» **Required action**:
Read through the records. Copy each line that has the word "text".

» **Material to process**:
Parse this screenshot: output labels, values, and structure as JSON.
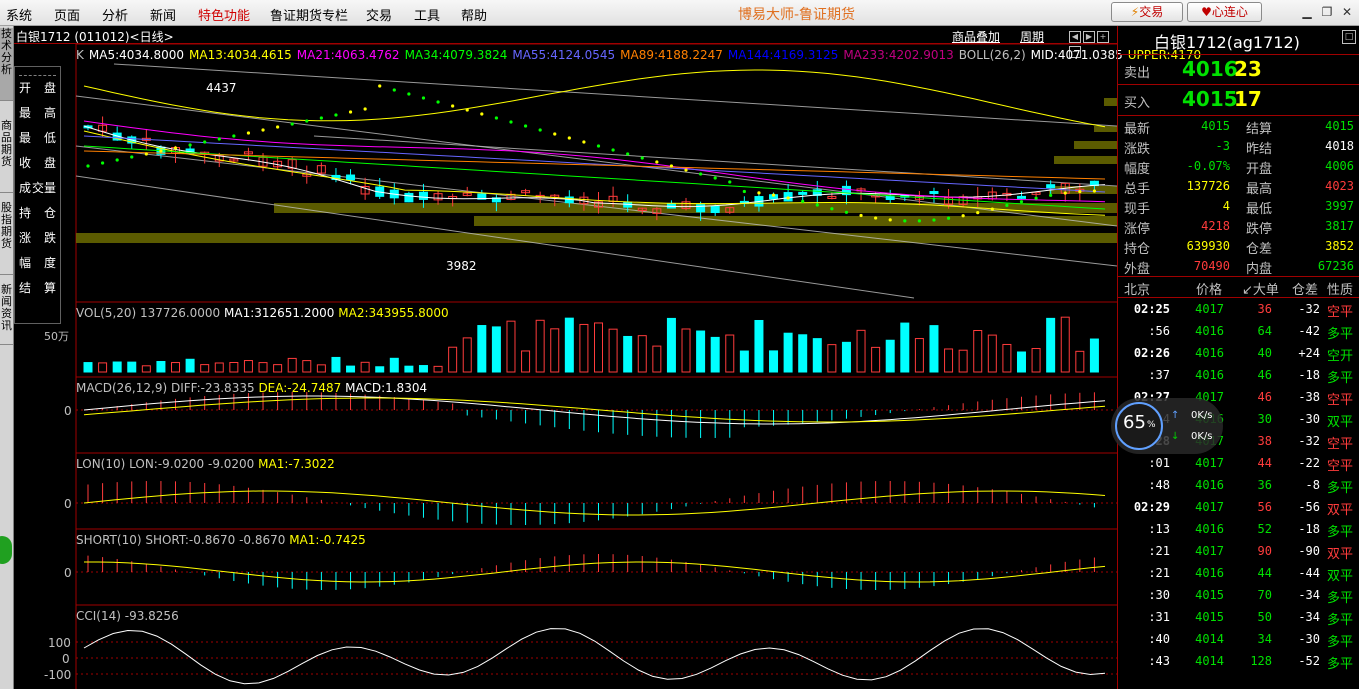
{
  "menu": [
    "系统",
    "页面",
    "分析",
    "新闻",
    "特色功能",
    "鲁证期货专栏",
    "交易",
    "工具",
    "帮助"
  ],
  "app_title": "博易大师-鲁证期货",
  "buttons": {
    "trade": "交易",
    "connect": "心连心"
  },
  "left_tabs": [
    "技术分析",
    "商品期货",
    "股指期货",
    "新闻资讯"
  ],
  "chart": {
    "title": "白银1712 (011012)<日线>",
    "links": [
      "商品叠加",
      "周期"
    ],
    "ma_line": [
      {
        "text": "K",
        "color": "#c0c0c0"
      },
      {
        "text": "MA5:4034.8000",
        "color": "#ffffff"
      },
      {
        "text": "MA13:4034.4615",
        "color": "#ffff00"
      },
      {
        "text": "MA21:4063.4762",
        "color": "#ff00ff"
      },
      {
        "text": "MA34:4079.3824",
        "color": "#00ff00"
      },
      {
        "text": "MA55:4124.0545",
        "color": "#6666ff"
      },
      {
        "text": "MA89:4188.2247",
        "color": "#ff8000"
      },
      {
        "text": "MA144:4169.3125",
        "color": "#0000ff"
      },
      {
        "text": "MA233:4202.9013",
        "color": "#c00080"
      },
      {
        "text": "BOLL(26,2)",
        "color": "#c0c0c0"
      },
      {
        "text": "MID:4071.0385",
        "color": "#ffffff"
      },
      {
        "text": "UPPER:4170",
        "color": "#ffff00"
      }
    ],
    "price_high_label": "4437",
    "price_low_label": "3982",
    "info_box": [
      {
        "l": "开",
        "r": "盘"
      },
      {
        "l": "最",
        "r": "高"
      },
      {
        "l": "最",
        "r": "低"
      },
      {
        "l": "收",
        "r": "盘"
      },
      {
        "l": "成",
        "r": "交量"
      },
      {
        "l": "持",
        "r": "仓"
      },
      {
        "l": "涨",
        "r": "跌"
      },
      {
        "l": "幅",
        "r": "度"
      },
      {
        "l": "结",
        "r": "算"
      }
    ],
    "vol": {
      "label": "VOL(5,20) 137726.0000",
      "ma1": "MA1:312651.2000",
      "ma2": "MA2:343955.8000",
      "axis": "50万"
    },
    "macd": {
      "label": "MACD(26,12,9) DIFF:-23.8335",
      "dea": "DEA:-24.7487",
      "macd": "MACD:1.8304",
      "zero": "0"
    },
    "lon": {
      "label": "LON(10) LON:-9.0200 -9.0200",
      "ma1": "MA1:-7.3022",
      "zero": "0"
    },
    "short": {
      "label": "SHORT(10) SHORT:-0.8670 -0.8670",
      "ma1": "MA1:-0.7425",
      "zero": "0"
    },
    "cci": {
      "label": "CCI(14) -93.8256",
      "ticks": [
        "100",
        "0",
        "-100"
      ]
    }
  },
  "quote": {
    "name": "白银1712(ag1712)",
    "sell": {
      "label": "卖出",
      "price": "4016",
      "vol": "23"
    },
    "buy": {
      "label": "买入",
      "price": "4015",
      "vol": "17"
    },
    "fields": [
      [
        {
          "l": "最新",
          "v": "4015",
          "c": "green"
        },
        {
          "l": "结算",
          "v": "4015",
          "c": "green"
        }
      ],
      [
        {
          "l": "涨跌",
          "v": "-3",
          "c": "green"
        },
        {
          "l": "昨结",
          "v": "4018",
          "c": "white"
        }
      ],
      [
        {
          "l": "幅度",
          "v": "-0.07%",
          "c": "green"
        },
        {
          "l": "开盘",
          "v": "4006",
          "c": "green"
        }
      ],
      [
        {
          "l": "总手",
          "v": "137726",
          "c": "yellow"
        },
        {
          "l": "最高",
          "v": "4023",
          "c": "red"
        }
      ],
      [
        {
          "l": "现手",
          "v": "4",
          "c": "yellow"
        },
        {
          "l": "最低",
          "v": "3997",
          "c": "green"
        }
      ],
      [
        {
          "l": "涨停",
          "v": "4218",
          "c": "red"
        },
        {
          "l": "跌停",
          "v": "3817",
          "c": "green"
        }
      ],
      [
        {
          "l": "持仓",
          "v": "639930",
          "c": "yellow"
        },
        {
          "l": "仓差",
          "v": "3852",
          "c": "yellow"
        }
      ],
      [
        {
          "l": "外盘",
          "v": "70490",
          "c": "red"
        },
        {
          "l": "内盘",
          "v": "67236",
          "c": "green"
        }
      ]
    ],
    "tick_header": [
      "北京",
      "价格",
      "↙大单",
      "仓差",
      "性质"
    ],
    "ticks": [
      {
        "t": "02:25",
        "p": "4017",
        "pc": "green",
        "v": "36",
        "vc": "red",
        "d": "-32",
        "n": "空平",
        "nc": "red",
        "bold": true
      },
      {
        "t": ":56",
        "p": "4016",
        "pc": "green",
        "v": "64",
        "vc": "green",
        "d": "-42",
        "n": "多平",
        "nc": "green",
        "bold": false
      },
      {
        "t": "02:26",
        "p": "4016",
        "pc": "green",
        "v": "40",
        "vc": "green",
        "d": "+24",
        "n": "空开",
        "nc": "green",
        "bold": true
      },
      {
        "t": ":37",
        "p": "4016",
        "pc": "green",
        "v": "46",
        "vc": "green",
        "d": "-18",
        "n": "多平",
        "nc": "green",
        "bold": false
      },
      {
        "t": "02:27",
        "p": "4017",
        "pc": "green",
        "v": "46",
        "vc": "red",
        "d": "-38",
        "n": "空平",
        "nc": "red",
        "bold": true
      },
      {
        "t": ":14",
        "p": "4016",
        "pc": "green",
        "v": "30",
        "vc": "green",
        "d": "-30",
        "n": "双平",
        "nc": "green",
        "bold": false
      },
      {
        "t": "02:28",
        "p": "4017",
        "pc": "green",
        "v": "38",
        "vc": "red",
        "d": "-32",
        "n": "空平",
        "nc": "red",
        "bold": true
      },
      {
        "t": ":01",
        "p": "4017",
        "pc": "green",
        "v": "44",
        "vc": "red",
        "d": "-22",
        "n": "空平",
        "nc": "red",
        "bold": false
      },
      {
        "t": ":48",
        "p": "4016",
        "pc": "green",
        "v": "36",
        "vc": "green",
        "d": "-8",
        "n": "多平",
        "nc": "green",
        "bold": false
      },
      {
        "t": "02:29",
        "p": "4017",
        "pc": "green",
        "v": "56",
        "vc": "red",
        "d": "-56",
        "n": "双平",
        "nc": "red",
        "bold": true
      },
      {
        "t": ":13",
        "p": "4016",
        "pc": "green",
        "v": "52",
        "vc": "green",
        "d": "-18",
        "n": "多平",
        "nc": "green",
        "bold": false
      },
      {
        "t": ":21",
        "p": "4017",
        "pc": "green",
        "v": "90",
        "vc": "red",
        "d": "-90",
        "n": "双平",
        "nc": "red",
        "bold": false
      },
      {
        "t": ":21",
        "p": "4016",
        "pc": "green",
        "v": "44",
        "vc": "green",
        "d": "-44",
        "n": "双平",
        "nc": "green",
        "bold": false
      },
      {
        "t": ":30",
        "p": "4015",
        "pc": "green",
        "v": "70",
        "vc": "green",
        "d": "-34",
        "n": "多平",
        "nc": "green",
        "bold": false
      },
      {
        "t": ":31",
        "p": "4015",
        "pc": "green",
        "v": "50",
        "vc": "green",
        "d": "-34",
        "n": "多平",
        "nc": "green",
        "bold": false
      },
      {
        "t": ":40",
        "p": "4014",
        "pc": "green",
        "v": "34",
        "vc": "green",
        "d": "-30",
        "n": "多平",
        "nc": "green",
        "bold": false
      },
      {
        "t": ":43",
        "p": "4014",
        "pc": "green",
        "v": "128",
        "vc": "green",
        "d": "-52",
        "n": "多平",
        "nc": "green",
        "bold": false
      }
    ]
  },
  "load_badge": {
    "percent": "65",
    "unit": "%",
    "up": "0K/s",
    "down": "0K/s"
  },
  "colors": {
    "up": "#ff3c3c",
    "down": "#00ffff",
    "border": "#a00000"
  }
}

» **Your response**:
        "text": "K",
        "text": "MA5:4034.8000",
        "text": "MA13:4034.4615",
        "text": "MA21:4063.4762",
        "text": "MA34:4079.3824",
        "text": "MA55:4124.0545",
        "text": "MA89:4188.2247",
        "text": "MA144:4169.3125",
        "text": "MA233:4202.9013",
        "text": "BOLL(26,2)",
        "text": "MID:4071.0385",
        "text": "UPPER:4170",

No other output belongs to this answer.